Eliyahu N. Kassorla
Human Nature and the Social Order II
Rational Basis for Morality
וַיְדַבֵּר אֱלֹהִים, אֵת
כָּל-הַדְּבָרִים הָאֵלֶּה לֵאמֹר“…
“And God spoke all these words, saying…” That is how we all remember reading about how the Ten Commandments were given. The divine revelation, with all of the Israelites circled around Mount Sinai, and the basis for Judeo-Christian morality, spoken by God himself as a rule of law, an idealistic vision of how we should behave. Then the Israelites made a golden calf to worship, and smiting ensued. The central question is whether our morality comes from divine law or whether humans do these anyways.

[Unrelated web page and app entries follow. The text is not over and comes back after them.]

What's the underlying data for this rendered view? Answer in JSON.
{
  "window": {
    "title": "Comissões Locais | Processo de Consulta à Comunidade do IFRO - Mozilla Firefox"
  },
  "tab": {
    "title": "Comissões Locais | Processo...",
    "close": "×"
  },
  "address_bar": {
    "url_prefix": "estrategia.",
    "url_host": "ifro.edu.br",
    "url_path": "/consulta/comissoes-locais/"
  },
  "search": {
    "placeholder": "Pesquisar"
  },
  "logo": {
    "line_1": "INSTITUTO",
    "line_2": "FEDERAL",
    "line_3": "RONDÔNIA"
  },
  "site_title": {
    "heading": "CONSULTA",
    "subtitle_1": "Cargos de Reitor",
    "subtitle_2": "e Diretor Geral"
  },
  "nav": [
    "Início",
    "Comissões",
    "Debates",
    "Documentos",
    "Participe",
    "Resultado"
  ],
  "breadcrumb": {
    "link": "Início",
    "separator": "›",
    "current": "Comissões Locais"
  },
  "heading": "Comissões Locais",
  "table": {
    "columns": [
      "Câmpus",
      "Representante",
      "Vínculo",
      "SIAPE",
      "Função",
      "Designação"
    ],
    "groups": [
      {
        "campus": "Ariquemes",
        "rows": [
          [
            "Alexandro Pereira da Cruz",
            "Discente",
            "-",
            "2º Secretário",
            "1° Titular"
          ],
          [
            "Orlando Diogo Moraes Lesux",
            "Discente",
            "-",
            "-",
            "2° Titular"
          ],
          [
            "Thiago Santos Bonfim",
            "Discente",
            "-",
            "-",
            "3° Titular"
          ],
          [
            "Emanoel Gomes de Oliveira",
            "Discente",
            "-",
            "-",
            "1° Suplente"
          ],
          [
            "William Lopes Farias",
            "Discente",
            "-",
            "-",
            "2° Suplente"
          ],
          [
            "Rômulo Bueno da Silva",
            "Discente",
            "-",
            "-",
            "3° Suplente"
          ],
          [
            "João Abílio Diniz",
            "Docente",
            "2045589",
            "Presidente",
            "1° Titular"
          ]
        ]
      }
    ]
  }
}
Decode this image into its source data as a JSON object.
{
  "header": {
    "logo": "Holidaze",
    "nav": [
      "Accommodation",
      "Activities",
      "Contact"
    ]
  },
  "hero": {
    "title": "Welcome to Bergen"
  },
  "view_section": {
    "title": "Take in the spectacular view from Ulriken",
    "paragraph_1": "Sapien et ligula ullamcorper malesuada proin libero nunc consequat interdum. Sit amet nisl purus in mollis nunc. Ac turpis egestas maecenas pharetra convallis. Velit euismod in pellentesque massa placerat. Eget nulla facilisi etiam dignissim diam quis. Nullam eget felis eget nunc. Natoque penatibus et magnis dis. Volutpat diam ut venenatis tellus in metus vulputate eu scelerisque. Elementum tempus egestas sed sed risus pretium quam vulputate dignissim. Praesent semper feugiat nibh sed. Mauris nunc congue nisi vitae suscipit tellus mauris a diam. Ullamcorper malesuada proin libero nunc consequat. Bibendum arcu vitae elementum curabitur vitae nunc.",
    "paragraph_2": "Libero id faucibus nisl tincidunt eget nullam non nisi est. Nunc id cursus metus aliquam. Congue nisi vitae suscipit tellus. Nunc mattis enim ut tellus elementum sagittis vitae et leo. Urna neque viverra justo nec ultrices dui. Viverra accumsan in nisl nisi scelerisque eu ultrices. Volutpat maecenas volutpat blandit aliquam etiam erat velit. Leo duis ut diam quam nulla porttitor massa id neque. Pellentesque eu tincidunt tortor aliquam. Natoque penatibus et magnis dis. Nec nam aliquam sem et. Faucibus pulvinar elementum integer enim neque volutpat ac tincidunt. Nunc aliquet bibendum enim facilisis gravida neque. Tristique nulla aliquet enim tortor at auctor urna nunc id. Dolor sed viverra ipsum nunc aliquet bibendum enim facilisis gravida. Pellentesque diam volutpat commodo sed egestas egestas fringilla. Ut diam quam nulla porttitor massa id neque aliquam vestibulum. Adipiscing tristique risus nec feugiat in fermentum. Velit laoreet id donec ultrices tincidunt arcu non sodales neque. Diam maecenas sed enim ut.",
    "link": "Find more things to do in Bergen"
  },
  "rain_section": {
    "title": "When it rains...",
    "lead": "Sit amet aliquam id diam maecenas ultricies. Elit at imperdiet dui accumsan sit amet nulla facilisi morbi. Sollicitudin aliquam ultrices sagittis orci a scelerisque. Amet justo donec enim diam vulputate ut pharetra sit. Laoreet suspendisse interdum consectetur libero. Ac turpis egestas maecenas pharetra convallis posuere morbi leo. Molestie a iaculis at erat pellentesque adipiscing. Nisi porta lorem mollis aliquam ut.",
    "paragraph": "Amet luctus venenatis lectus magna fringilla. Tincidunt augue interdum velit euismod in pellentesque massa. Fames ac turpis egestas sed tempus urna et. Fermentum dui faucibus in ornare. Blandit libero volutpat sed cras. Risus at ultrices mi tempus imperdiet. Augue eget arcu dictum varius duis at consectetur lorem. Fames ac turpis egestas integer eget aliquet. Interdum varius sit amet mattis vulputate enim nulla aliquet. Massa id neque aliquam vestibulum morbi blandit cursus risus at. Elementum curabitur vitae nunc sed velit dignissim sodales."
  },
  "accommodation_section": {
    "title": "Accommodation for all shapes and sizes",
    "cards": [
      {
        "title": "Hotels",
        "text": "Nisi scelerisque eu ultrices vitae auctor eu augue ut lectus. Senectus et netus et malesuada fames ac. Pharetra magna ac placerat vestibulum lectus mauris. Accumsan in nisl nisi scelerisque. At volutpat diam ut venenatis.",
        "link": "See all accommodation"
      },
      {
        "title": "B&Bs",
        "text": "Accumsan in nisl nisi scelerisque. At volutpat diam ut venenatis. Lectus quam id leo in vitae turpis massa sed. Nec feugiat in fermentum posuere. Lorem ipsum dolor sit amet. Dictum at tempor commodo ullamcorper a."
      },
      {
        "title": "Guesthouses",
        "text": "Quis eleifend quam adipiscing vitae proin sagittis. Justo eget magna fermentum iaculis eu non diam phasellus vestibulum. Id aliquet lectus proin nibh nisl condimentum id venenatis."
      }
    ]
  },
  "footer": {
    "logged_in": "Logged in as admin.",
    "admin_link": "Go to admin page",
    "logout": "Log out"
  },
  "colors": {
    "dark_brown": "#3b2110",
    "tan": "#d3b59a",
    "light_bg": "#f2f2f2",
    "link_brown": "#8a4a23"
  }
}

“Thou shalt not commit homicide,” reads the sixth commandment. It is a very specific statement against intentional, premeditated, cold-blooded, savage killing. Is it the reason that we do not kill and murder? Frankly, early civilizations with complex religious structures had similar judicial codes forbidding the same practices that many of the Ten Commandments also prohibit. So the Judeo-Christian view that morality comes from the revelation is untenable. Further, considering that the Old Testament contains a total of six hundred and thirteen laws, and people are not overly concerned with Jubilee years or the prohibition against harvesting the corners of their fields, the fact that a law comes from on high is coincidental at best.